When a police officer in Falcon Heights, Minnesota, shot and killed Philando Castile earlier this month, the encounter began with a traffic stop. The stop fit a pattern: Castile had been pulled over many times before — 46 times in 13 years — but few of those citations were for dangerous driving. More prevalent were stops for minor issues like vehicle defects or misplaced license plates — the type of justifications that police are more likely to use when stopping black and Latino drivers throughout the country.
Street safety advocates often call on police to reform traffic enforcement practices in order to reduce dangerous driving that jeopardizes people walking and biking. Given the pervasiveness of racially discriminatory police work and the prevalence of police brutality in many communities, how should biking and walking advocates shape their strategies and messages?
Naomi Doerner, the former executive director of New Orleans’ advocacy organization Bike Easy, is a consultant who specializes in helping biking and walking advocates develop racial justice and social equity plans. She says advocates should be grappling with structural racism and considering how their own choices can entrench or dismantle it.
Here is a lightly edited transcript of our interview.
What’s a mistake some biking or walking organizations are making with regards to diversity?
I think that one of the things I see is hiring of people of color and then making them sort of the voice for diversity and equity, which are not the same thing.
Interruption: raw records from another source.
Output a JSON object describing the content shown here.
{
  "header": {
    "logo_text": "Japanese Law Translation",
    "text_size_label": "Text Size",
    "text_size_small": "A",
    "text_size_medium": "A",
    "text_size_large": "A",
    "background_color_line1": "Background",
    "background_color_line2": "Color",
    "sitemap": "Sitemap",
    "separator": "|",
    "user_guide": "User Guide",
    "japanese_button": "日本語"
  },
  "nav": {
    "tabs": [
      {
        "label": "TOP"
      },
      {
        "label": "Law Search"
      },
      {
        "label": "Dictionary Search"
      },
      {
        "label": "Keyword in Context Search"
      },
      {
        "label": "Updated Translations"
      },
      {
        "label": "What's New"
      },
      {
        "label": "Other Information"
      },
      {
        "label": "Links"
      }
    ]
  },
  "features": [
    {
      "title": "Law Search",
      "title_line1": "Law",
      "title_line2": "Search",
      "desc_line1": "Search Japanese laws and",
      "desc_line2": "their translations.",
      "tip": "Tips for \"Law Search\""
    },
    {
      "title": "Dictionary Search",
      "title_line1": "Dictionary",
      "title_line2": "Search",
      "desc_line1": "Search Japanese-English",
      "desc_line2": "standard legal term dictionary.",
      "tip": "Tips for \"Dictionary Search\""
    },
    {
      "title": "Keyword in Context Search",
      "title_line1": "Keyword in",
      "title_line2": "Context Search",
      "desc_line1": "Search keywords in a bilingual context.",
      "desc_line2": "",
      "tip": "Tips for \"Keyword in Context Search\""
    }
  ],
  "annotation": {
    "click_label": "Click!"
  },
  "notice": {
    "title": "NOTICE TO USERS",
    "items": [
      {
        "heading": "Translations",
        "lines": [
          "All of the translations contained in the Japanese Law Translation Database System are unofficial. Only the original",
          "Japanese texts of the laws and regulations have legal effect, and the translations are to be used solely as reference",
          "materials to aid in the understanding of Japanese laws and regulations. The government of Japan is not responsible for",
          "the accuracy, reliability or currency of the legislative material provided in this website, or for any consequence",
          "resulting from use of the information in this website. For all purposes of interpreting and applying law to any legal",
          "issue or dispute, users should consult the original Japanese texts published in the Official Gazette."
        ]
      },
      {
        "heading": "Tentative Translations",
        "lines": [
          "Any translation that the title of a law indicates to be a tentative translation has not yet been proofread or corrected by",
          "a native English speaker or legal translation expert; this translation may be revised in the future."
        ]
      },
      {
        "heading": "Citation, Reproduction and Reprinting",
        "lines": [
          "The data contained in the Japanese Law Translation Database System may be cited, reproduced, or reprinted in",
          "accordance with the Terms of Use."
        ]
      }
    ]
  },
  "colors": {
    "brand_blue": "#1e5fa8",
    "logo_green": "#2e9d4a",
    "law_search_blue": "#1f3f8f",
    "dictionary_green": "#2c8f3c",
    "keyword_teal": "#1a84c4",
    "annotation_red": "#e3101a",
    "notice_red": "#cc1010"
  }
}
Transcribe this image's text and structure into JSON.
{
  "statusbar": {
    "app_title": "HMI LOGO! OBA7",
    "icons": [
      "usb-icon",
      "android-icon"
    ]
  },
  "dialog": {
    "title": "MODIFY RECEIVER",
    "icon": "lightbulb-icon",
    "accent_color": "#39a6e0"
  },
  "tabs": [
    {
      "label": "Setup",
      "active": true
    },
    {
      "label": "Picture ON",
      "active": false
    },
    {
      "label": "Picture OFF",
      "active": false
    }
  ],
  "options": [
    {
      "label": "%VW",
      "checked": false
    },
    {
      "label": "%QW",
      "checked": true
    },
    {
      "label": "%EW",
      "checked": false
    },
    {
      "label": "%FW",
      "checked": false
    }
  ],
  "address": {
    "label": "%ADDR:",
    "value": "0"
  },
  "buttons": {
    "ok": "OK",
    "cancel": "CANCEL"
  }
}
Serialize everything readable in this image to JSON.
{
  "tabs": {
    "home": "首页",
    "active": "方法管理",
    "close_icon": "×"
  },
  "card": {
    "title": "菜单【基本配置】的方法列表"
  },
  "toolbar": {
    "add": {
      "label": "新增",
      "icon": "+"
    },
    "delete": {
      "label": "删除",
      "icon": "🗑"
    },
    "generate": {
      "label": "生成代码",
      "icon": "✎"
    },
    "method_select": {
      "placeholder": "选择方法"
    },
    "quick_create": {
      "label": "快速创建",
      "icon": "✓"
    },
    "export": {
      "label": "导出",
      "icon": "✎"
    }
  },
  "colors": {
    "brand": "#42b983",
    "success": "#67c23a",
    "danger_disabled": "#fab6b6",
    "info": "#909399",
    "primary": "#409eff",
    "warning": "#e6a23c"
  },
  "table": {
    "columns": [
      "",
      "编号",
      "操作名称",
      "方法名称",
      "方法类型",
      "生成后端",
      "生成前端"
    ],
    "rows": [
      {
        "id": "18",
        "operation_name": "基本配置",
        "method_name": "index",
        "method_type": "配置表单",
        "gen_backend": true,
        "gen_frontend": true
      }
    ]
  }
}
It is great to hire the folks, to have the folks who do potentially have better understanding. Even if you had a staff that was diverse, if there’s not a co-created understanding of equity within your organization and how you’re contributing to it, it won’t succeed.